Examples of some of the offences that can be dealt in this way are:

Offences which can be tried either summarily or on indictment at the request of the Director of Public Prosecutions, subject to the agreement of the District Court judge

Certain offences can be dealt with in the District Court if the following 2 conditions are met:

  1. The court is of the opinion that the facts proved or alleged constitute a minor offence fit to be tried summarily (in the District Court)
  2. The Director of Public Prosecutions (DPP) consents to the accused being tried summarily for the offence

The offences in this category are created by statute (piece of law), and the statute outlines the different punishments for the offences on summary conviction and on indictment. Examples of these offences include:

In practice, the DPP issues instructions stating whether the offence should be dealt with in the District or Circuit Court. If the DPP directs summary disposal (District Court), the District Court judge hears a summary of the facts from the prosecuting Garda and then decides if they will allow the case to be dealt with in their court. If the judge is not satisfied that the offence is a minor offence they can refuse to deal with the case and send it forward to the Circuit Court to be dealt with on indictment.

Minor and non-minor offences

Under Article 38.2 of the Constitution of Ireland minor offences can be tried in courts of summary jurisdiction, that is, the District Court. The Constitution does not define what a minor offence is, although minor offences are often set down by the actual law. Minor and non-minor offences equate more or less with the statutory distinction drawn between summary and indictable offences.

The Supreme Court has however considered the issue of what constitutes a minor offence. The most important case in this area is a case called Melling v Ó Mathghamhna [1962] IR 1. In examining the criteria or rules when deciding whether an offence was minor the Supreme Court laid out the following test:

  • The severity or seriousness of the punishment
  • Moral guilt of the accused
  • The law in 1937 when the Constitution was adopted, and
  • Public opinion

Of these four tests, the most important one is the severity or seriousness of the sentence.

All that can be said with certainty is that an offence is minor where the punishment is less than six months imprisonment (Conroy v Attorney General [1965] IR 411), whereas an offence is non-minor where the punishment is two years or more (Mallon v Minister for Agriculture, Food and Forestry [1996] 1 IR 517). It appears, however, that the courts have come to the belief that an offence with a maximum prison sentence of twelve months constitutes a minor offence. It can be said as a result that any offence that carries a penalty of more than twelve months imprisonment is considered a non-minor offence.

Serious and non-serious offences

The Bail Act 1997 created a new distinction between serious and non-serious offences. It states that bail can be refused where an accused is charged with a serious offence and it can be established that they are likely to commit further serious offences if released on bail.

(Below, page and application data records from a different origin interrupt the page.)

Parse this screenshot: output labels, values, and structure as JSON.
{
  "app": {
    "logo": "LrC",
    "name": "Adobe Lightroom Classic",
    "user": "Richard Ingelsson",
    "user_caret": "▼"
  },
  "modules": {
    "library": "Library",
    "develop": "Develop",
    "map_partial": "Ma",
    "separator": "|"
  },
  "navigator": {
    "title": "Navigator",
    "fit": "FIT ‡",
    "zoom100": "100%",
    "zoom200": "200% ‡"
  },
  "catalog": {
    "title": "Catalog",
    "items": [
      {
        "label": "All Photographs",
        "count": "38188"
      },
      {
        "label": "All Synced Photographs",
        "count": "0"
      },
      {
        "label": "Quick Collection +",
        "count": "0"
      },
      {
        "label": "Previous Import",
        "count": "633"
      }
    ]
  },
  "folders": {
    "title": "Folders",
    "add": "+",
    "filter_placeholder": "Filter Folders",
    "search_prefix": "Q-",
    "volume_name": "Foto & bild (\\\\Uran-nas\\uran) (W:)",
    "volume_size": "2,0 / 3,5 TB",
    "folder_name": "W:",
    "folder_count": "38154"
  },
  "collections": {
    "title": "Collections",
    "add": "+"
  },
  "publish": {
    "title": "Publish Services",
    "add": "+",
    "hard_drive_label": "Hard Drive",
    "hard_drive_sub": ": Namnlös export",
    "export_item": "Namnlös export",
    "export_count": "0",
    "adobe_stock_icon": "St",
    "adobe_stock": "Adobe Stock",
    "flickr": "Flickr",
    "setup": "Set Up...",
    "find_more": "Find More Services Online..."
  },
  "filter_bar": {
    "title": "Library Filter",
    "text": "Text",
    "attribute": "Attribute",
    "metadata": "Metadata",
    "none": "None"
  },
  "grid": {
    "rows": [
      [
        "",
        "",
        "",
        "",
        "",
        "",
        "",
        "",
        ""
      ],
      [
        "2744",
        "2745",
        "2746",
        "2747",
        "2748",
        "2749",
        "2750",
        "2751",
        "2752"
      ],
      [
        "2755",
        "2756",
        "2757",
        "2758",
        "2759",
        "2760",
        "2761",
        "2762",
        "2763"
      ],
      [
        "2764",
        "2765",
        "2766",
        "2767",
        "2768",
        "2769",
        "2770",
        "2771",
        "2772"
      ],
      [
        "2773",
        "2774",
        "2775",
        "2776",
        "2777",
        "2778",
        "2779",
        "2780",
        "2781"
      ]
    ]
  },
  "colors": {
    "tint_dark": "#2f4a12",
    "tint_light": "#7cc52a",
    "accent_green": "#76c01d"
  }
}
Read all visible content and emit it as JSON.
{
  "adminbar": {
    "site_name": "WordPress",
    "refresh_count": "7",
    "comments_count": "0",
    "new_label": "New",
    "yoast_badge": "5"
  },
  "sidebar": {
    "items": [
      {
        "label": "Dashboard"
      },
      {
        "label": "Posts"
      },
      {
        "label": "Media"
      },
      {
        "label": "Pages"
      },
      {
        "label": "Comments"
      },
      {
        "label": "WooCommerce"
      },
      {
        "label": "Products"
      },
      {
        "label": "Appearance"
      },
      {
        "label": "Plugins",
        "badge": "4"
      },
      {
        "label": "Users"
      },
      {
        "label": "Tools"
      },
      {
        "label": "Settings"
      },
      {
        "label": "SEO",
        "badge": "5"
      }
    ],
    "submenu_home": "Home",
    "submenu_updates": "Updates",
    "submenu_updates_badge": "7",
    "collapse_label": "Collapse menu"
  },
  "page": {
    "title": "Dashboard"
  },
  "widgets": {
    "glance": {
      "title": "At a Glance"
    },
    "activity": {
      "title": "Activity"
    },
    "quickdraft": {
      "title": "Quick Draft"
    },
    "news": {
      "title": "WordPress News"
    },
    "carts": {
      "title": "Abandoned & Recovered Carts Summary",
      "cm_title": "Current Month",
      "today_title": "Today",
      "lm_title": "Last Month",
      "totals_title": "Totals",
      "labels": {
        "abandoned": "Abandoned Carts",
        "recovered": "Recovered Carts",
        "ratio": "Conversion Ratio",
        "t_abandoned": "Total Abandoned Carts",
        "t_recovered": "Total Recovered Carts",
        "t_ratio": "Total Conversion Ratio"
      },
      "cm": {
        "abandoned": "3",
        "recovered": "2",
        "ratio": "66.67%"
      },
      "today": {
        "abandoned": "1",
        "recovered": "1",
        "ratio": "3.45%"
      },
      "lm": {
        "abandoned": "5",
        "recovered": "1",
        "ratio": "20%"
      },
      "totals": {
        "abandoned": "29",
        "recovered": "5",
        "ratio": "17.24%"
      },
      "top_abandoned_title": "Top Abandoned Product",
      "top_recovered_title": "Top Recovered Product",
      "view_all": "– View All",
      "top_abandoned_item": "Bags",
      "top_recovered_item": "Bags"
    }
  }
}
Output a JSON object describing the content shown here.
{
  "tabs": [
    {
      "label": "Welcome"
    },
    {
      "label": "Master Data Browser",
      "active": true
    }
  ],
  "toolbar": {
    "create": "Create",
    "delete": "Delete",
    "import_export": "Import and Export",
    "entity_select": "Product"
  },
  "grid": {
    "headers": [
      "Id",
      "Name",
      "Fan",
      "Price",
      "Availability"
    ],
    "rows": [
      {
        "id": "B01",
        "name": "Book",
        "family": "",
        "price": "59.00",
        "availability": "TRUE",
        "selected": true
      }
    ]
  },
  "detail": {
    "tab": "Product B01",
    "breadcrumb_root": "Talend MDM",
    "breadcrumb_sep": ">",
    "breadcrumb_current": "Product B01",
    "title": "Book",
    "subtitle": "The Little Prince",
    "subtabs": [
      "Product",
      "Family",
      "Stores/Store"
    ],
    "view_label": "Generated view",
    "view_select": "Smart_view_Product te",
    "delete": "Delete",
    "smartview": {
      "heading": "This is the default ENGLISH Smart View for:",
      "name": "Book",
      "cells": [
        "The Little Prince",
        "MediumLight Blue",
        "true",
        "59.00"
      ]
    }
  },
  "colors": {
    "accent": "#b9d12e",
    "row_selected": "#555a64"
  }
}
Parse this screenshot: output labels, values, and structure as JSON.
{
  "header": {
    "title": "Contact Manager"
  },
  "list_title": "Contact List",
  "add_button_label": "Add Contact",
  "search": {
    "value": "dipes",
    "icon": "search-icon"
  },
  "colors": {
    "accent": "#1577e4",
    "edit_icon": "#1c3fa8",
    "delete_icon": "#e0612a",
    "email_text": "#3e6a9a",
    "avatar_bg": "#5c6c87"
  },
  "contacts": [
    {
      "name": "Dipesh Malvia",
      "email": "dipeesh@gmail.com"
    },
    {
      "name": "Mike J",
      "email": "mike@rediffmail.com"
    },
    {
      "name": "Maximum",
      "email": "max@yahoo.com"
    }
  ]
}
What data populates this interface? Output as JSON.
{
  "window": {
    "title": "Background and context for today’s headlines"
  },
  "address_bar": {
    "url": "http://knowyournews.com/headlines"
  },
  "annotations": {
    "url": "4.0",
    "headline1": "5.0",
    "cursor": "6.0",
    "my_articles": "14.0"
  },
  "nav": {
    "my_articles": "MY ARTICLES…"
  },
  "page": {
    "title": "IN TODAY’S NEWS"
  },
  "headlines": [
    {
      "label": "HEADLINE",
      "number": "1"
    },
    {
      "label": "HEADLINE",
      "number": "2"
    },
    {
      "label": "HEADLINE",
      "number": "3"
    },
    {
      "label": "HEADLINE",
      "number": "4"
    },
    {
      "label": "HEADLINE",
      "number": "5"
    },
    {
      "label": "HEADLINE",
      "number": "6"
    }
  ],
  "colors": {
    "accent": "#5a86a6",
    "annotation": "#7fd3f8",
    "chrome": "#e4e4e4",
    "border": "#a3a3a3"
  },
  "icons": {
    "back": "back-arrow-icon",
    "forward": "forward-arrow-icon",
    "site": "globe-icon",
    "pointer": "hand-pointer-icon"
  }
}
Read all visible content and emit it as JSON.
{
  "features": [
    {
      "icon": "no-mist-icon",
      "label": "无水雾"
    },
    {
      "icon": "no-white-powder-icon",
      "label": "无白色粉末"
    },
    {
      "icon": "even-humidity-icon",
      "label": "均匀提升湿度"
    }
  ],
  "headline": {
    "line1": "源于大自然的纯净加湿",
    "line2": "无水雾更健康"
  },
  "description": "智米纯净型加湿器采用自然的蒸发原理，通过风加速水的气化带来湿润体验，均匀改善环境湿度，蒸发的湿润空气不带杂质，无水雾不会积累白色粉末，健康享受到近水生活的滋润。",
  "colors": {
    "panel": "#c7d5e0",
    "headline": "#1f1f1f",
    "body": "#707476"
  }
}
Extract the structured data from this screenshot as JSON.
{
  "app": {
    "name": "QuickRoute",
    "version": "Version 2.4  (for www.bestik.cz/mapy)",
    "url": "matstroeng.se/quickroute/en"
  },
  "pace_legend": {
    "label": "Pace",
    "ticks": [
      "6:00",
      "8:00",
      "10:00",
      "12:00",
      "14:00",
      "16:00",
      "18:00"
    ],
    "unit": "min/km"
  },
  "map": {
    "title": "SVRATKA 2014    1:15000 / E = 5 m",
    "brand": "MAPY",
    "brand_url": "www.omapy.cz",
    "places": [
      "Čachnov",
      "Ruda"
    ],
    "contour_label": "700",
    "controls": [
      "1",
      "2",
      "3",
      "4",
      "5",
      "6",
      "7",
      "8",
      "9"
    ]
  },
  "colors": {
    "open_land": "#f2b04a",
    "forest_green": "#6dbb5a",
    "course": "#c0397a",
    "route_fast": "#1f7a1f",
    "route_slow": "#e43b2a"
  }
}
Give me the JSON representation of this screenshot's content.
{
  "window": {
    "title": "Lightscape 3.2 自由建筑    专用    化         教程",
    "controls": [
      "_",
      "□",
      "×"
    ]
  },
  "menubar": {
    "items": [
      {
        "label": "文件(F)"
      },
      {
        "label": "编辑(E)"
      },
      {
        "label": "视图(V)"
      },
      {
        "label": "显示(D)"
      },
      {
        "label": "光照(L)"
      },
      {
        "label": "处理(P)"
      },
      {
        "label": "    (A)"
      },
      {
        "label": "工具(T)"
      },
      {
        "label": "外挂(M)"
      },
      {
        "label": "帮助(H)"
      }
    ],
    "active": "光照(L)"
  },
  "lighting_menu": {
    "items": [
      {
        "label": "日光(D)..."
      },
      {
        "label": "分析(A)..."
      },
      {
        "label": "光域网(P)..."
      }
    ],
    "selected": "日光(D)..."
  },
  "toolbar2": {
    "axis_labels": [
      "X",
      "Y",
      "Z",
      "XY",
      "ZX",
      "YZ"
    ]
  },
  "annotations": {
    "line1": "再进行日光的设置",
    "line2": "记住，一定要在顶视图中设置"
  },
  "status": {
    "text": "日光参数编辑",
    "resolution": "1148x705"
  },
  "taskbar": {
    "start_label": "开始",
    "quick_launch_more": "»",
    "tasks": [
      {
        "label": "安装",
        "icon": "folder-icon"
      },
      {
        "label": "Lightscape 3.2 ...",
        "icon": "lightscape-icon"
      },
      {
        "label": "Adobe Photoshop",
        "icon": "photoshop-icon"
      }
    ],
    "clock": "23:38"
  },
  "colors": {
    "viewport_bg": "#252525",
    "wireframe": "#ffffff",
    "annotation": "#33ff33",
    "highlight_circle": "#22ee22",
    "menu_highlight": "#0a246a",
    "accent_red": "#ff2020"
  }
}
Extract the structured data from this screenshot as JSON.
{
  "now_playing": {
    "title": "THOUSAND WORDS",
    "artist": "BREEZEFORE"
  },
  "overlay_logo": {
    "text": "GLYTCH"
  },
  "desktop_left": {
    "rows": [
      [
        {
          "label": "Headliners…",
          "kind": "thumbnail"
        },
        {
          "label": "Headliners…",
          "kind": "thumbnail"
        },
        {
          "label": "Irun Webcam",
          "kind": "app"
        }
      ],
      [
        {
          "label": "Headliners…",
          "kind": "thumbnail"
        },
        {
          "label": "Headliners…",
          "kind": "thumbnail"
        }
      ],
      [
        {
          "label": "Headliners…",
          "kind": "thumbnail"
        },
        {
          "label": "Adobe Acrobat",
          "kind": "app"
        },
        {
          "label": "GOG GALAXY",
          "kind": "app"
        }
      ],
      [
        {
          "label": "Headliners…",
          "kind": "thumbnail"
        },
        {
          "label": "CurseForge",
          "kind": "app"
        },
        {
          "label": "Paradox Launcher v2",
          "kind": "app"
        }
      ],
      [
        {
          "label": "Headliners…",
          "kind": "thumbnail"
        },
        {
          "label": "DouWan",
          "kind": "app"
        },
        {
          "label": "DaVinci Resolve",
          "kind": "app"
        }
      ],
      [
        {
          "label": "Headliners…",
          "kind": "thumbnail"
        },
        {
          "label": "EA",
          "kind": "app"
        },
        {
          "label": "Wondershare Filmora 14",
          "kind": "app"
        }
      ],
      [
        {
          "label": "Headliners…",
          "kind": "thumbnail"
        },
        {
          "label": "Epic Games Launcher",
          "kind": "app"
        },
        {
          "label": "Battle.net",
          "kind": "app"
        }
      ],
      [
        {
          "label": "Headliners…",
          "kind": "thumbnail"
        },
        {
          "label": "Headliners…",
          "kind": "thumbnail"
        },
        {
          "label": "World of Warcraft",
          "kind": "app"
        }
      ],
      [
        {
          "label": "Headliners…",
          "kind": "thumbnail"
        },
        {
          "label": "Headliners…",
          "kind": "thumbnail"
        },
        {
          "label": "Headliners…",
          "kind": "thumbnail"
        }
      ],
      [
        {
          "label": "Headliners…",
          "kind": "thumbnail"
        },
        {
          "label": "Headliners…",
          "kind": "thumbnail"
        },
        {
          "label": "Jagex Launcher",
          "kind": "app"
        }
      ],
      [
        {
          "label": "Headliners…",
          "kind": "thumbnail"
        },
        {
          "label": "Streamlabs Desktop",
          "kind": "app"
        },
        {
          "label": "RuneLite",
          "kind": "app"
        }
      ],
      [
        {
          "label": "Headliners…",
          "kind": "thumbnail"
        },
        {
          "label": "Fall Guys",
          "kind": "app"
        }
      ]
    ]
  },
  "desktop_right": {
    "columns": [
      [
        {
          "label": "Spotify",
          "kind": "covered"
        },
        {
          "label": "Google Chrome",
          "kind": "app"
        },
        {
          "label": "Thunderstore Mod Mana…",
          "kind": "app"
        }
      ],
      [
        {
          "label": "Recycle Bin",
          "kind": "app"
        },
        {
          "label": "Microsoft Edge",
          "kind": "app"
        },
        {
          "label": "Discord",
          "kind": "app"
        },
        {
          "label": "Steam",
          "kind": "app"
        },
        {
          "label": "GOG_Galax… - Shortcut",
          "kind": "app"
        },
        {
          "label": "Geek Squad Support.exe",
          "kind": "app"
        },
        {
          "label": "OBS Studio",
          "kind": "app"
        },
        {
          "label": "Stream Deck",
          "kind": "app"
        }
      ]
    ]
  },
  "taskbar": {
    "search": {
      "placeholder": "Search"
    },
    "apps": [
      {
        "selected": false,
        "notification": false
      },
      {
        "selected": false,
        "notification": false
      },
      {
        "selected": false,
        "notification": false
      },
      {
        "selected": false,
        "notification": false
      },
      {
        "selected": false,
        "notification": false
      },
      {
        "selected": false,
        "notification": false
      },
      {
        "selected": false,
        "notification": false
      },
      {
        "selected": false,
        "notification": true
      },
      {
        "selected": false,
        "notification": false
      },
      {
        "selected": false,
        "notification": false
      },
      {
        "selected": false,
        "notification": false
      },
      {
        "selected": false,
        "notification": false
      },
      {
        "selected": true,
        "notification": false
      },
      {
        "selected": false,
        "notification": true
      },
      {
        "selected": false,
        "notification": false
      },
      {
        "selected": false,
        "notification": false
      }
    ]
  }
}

The Bail Act 1997 defines a serious offence as an offence that you could be punished by imprisonment for 5 years or more, if you are convicted.

Arrestable and non-arrestable offences

The Criminal Law Act 1997 defines an arrestable offence as an offence that you could be punished by imprisonment for 5 years or more, similar to the definition of a serious offence mentioned above.

This distinction holds great importance for the Gardaí. Section 4 of the Criminal Law Act 1997 allows a Garda to arrest anyone that they have reasonable cause to believe is guilty of committing an arrestable offence. They can do this without a warrant.

Anyone arrested for an arrestable offence without a warrant can be detained in a Garda station for up to 24 hours for questioning, before being charged or released. In certain circumstances if you remain silent when questioned by Gardaí, assumptions can be drawn from your silence in any proceedings against you for an arrestable offence. Further information on your right to silence is available here.

Page edited: 26 August 2019